Task details
Copy out all of the data exactly as it appears.

Entries provided
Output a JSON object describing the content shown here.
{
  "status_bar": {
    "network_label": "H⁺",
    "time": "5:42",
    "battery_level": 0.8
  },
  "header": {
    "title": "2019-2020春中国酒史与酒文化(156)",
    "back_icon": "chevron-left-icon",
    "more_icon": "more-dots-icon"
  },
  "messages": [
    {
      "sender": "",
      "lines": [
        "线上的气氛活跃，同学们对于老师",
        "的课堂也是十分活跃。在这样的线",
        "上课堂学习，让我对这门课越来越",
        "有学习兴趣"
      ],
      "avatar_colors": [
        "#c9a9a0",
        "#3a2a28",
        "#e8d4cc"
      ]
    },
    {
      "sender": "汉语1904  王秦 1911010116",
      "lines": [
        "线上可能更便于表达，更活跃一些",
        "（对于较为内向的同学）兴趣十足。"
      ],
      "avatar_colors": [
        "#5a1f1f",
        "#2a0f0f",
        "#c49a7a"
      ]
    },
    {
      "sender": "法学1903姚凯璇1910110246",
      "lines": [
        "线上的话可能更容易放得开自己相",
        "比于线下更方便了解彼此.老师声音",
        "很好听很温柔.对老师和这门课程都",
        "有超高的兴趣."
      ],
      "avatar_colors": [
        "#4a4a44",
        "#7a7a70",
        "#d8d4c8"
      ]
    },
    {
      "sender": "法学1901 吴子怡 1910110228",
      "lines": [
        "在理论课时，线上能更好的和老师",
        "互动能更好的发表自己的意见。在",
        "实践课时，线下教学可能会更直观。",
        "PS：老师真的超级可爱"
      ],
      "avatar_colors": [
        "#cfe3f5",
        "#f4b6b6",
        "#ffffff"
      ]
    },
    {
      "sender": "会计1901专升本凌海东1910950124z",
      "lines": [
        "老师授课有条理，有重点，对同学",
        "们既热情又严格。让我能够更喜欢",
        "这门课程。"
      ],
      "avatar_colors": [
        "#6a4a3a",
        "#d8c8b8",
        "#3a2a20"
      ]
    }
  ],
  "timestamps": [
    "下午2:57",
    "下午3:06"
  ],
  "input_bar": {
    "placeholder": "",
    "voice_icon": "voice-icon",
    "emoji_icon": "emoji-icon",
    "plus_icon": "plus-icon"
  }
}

Completed exercise
Output a JSON object describing the content shown here.
{
  "status_bar": {
    "network_label": "H⁺",
    "time": "5:42",
    "battery_level": 0.8
  },
  "header": {
    "title": "2019-2020春中国酒史与酒文化(156)",
    "back_icon": "chevron-left-icon",
    "more_icon": "more-dots-icon"
  },
  "messages": [
    {
      "sender": "",
      "lines": [
        "线上的气氛活跃，同学们对于老师",
        "的课堂也是十分活跃。在这样的线",
        "上课堂学习，让我对这门课越来越",
        "有学习兴趣"
      ],
      "avatar_colors": [
        "#c9a9a0",
        "#3a2a28",
        "#e8d4cc"
      ]
    },
    {
      "sender": "汉语1904  王秦 1911010116",
      "lines": [
        "线上可能更便于表达，更活跃一些",
        "（对于较为内向的同学）兴趣十足。"
      ],
      "avatar_colors": [
        "#5a1f1f",
        "#2a0f0f",
        "#c49a7a"
      ]
    },
    {
      "sender": "法学1903姚凯璇1910110246",
      "lines": [
        "线上的话可能更容易放得开自己相",
        "比于线下更方便了解彼此.老师声音",
        "很好听很温柔.对老师和这门课程都",
        "有超高的兴趣."
      ],
      "avatar_colors": [
        "#4a4a44",
        "#7a7a70",
        "#d8d4c8"
      ]
    },
    {
      "sender": "法学1901 吴子怡 1910110228",
      "lines": [
        "在理论课时，线上能更好的和老师",
        "互动能更好的发表自己的意见。在",
        "实践课时，线下教学可能会更直观。",
        "PS：老师真的超级可爱"
      ],
      "avatar_colors": [
        "#cfe3f5",
        "#f4b6b6",
        "#ffffff"
      ]
    },
    {
      "sender": "会计1901专升本凌海东1910950124z",
      "lines": [
        "老师授课有条理，有重点，对同学",
        "们既热情又严格。让我能够更喜欢",
        "这门课程。"
      ],
      "avatar_colors": [
        "#6a4a3a",
        "#d8c8b8",
        "#3a2a20"
      ]
    }
  ],
  "timestamps": [
    "下午2:57",
    "下午3:06"
  ],
  "input_bar": {
    "placeholder": "",
    "voice_icon": "voice-icon",
    "emoji_icon": "emoji-icon",
    "plus_icon": "plus-icon"
  }
}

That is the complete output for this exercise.